There was even a little Doors-like keyboard from Mathieu to finish that number before a further slice of reinterpreted Mancunian musical heritage, Mélanie’s breathy ‘Sweet and Tender Hooligan’ translating Morrissey’s miserable touch via her subtle delivery, helping us see it all from a different angle (et cetera).
Alternatively, The Cramps’ ‘Human Fly’ saw Phoebe vamp things up again, owning the stage as she buzzed and careered, preened and ultimately triumphed. But it wasn’t all plain sailing, technical shenanigans necessitating set rethinks, Mathieu switching to melodica for Lords of the New Church’s ‘Dance with Me’, something I’d written off as too goth-like now truly appreciated.
Olivier and the girls provided further raw material as we happily sang along to The Undertones’ ‘Teenage Kicks’. Such a sublime number should arguably be out of bounds, yet they get away with it, radical in their own way, showcasing the deeper quality of John O’Neill’s songwriting.
Eventually, a bit of turning it off and turning it back on again seemed to do the trick, all well again in time for the Violent Femmes’ ‘Blister in the Sun’, another glorious post-punk anthem celebrated in alternative fashion, and duly appreciated, the audience again joining in on backing vocals.
We returned to pioneering electronica for a heartfelt ‘Enola Gay’, one of three selections from the band’s new collection, Rarities, OMD also getting a respectful Nouvelle Vague reshaping, a whole new spin put on an evocative track. And in a year when The Clash’s London Calling turns 40, the NV version of Paul Simonon’s ‘Guns of Brixton’ magnified the pull of the original.
By way of comparison, ‘Road to Nowhere’ was almost mainstream, but let’s not forget the Talking Heads’ arty roots, something deceptively simple really fairly complex beneath, another great choice. That said, Phoebe called a halt to the proceedings part-way in after a lyrical mix-up, the whole thing restarted when it didn’t really matter.
The inspired choices kept coming, first album closer ‘Friday Night, Saturday Morning’ bringing out the true ambience and nuances of The Specials’ original, another four decade-old classic given new drunken life, head-spinning nights of youth painfully recalled.

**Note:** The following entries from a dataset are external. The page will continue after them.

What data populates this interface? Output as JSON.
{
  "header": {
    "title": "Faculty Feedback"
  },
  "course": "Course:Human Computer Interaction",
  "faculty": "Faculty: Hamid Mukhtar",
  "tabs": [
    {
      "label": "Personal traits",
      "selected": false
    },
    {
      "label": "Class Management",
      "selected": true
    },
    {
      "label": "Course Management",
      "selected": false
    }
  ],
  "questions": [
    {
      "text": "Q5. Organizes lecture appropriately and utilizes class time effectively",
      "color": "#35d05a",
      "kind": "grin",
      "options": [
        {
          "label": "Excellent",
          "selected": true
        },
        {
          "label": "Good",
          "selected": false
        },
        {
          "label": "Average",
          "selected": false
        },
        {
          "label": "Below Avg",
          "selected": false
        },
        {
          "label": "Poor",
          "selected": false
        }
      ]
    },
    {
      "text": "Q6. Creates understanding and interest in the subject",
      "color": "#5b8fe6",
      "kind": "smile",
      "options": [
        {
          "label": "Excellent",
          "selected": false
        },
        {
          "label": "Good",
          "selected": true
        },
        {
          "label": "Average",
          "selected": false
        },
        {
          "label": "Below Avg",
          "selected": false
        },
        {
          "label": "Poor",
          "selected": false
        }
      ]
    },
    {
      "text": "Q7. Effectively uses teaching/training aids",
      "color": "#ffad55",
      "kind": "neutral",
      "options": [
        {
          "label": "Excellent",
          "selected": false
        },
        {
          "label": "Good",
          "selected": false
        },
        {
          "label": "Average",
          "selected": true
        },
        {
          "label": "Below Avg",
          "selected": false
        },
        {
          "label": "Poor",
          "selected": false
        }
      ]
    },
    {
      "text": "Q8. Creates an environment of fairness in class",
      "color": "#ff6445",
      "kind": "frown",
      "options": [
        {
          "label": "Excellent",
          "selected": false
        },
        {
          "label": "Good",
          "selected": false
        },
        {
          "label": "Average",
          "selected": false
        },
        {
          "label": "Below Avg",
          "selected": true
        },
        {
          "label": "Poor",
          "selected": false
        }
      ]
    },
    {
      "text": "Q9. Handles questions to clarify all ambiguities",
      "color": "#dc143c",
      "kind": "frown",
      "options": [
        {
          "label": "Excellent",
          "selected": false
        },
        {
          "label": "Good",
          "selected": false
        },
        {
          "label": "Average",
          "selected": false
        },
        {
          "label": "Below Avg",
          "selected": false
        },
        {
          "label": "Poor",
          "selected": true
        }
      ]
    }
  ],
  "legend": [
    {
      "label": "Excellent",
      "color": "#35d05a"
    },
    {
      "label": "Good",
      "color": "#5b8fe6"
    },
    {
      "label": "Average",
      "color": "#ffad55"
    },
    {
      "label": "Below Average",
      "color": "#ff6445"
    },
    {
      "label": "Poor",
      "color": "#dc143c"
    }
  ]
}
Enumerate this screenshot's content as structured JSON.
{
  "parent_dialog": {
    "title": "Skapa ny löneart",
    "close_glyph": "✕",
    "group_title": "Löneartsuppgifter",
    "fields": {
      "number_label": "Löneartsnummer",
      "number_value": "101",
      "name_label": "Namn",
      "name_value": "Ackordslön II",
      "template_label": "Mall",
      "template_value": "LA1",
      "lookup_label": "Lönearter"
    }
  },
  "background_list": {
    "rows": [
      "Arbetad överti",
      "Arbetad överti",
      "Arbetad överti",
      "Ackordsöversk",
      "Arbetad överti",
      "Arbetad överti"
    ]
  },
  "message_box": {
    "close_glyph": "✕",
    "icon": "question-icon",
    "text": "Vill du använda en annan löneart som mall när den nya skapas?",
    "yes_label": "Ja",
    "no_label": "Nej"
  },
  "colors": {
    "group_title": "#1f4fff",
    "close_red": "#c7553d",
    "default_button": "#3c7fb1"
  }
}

Our French visitors rightly attract plenty of adoration, an especially-vociferous Dane out front sharing his love for the girls before Phoebe again sizzled with a sultry take on Bauhaus’ ‘Bela Lugosi’s Dead’.
And lest we’d forgotten where we were, they finished – lap of honour-like – with a rousing rendition of Joy Division’s ‘Love Will Tear Us Apart’, Ian Curtis’ pained lyric given a further compelling twist, this alternative regional anthem ringing out long after Mélanie and Phoebe’s stage exit.
They were easily persuaded to return, a reflective crafting of Echo & the Bunnymen’s The Killing Moon’ – Liverpool’s mighty contribution to the ‘70s and ‘80s UK songbook again not forgotten – underlining that this is a project that could only have been successfully driven by true fans of great music.
And because this was chiefly about celebration, the band’s 2004 visit of Depeche Mode’s best commercial moment, ‘Just Can’t Get Enough’, seemed perfect, Vince Clarke’s pop craft shining through. The band appeared conflicted as to whether to return once more, a three-piece finish following (Phoebe and Marc staying backstage), Mélanie seeing us home with a gorgeous rendition of Tuxedomoon’s ‘In A Manner of Speaking’, the last of seven first LP selections on a night to remember, Parisian style.
For this website’s recent interview with Mélanie Pain, head here. For details of further Nouvelle Vague 2019 dates, head to their website and follow them via Facebook and Instagram. And for more about Mélanie, follow her via Facebook, Instagram, Twitter, and check out her website.